Each line below that contains the word "John" must be copied.

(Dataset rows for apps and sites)

========

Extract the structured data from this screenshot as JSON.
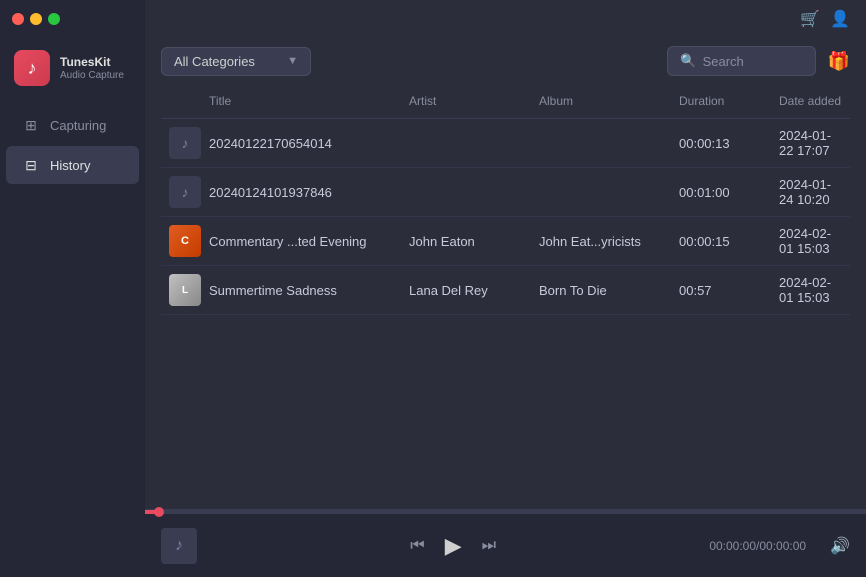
{
  "app": {
    "name": "TunesKit",
    "subtitle": "Audio Capture",
    "icon": "♪"
  },
  "topbar": {
    "cart_icon": "🛒",
    "user_icon": "👤"
  },
  "toolbar": {
    "category_label": "All Categories",
    "search_placeholder": "Search",
    "gift_icon": "🎁"
  },
  "sidebar": {
    "items": [
      {
        "id": "capturing",
        "label": "Capturing",
        "icon": "⊞"
      },
      {
        "id": "history",
        "label": "History",
        "icon": "⊟",
        "active": true
      }
    ]
  },
  "table": {
    "columns": [
      "",
      "Title",
      "Artist",
      "Album",
      "Duration",
      "Date added"
    ],
    "rows": [
      {
        "id": 1,
        "thumb_type": "music-note",
        "title": "20240122170654014",
        "artist": "",
        "album": "",
        "duration": "00:00:13",
        "date_added": "2024-01-22 17:07"
      },
      {
        "id": 2,
        "thumb_type": "music-note",
        "title": "20240124101937846",
        "artist": "",
        "album": "",
        "duration": "00:01:00",
        "date_added": "2024-01-24 10:20"
      },
      {
        "id": 3,
        "thumb_type": "commentary",
        "thumb_text": "C",
        "title": "Commentary ...ted Evening",
        "artist": "John Eaton",
        "album": "John Eat...yricists",
        "duration": "00:00:15",
        "date_added": "2024-02-01 15:03"
      },
      {
        "id": 4,
        "thumb_type": "lana",
        "thumb_text": "L",
        "title": "Summertime Sadness",
        "artist": "Lana Del Rey",
        "album": "Born To Die",
        "duration": "00:57",
        "date_added": "2024-02-01 15:03"
      }
    ]
  },
  "player": {
    "time_current": "00:00:00",
    "time_total": "00:00:00",
    "time_display": "00:00:00/00:00:00",
    "progress_percent": 2
  }
}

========

- RESULT OF THE TASK:
        "artist": "John Eaton",
        "album": "John Eat...yricists",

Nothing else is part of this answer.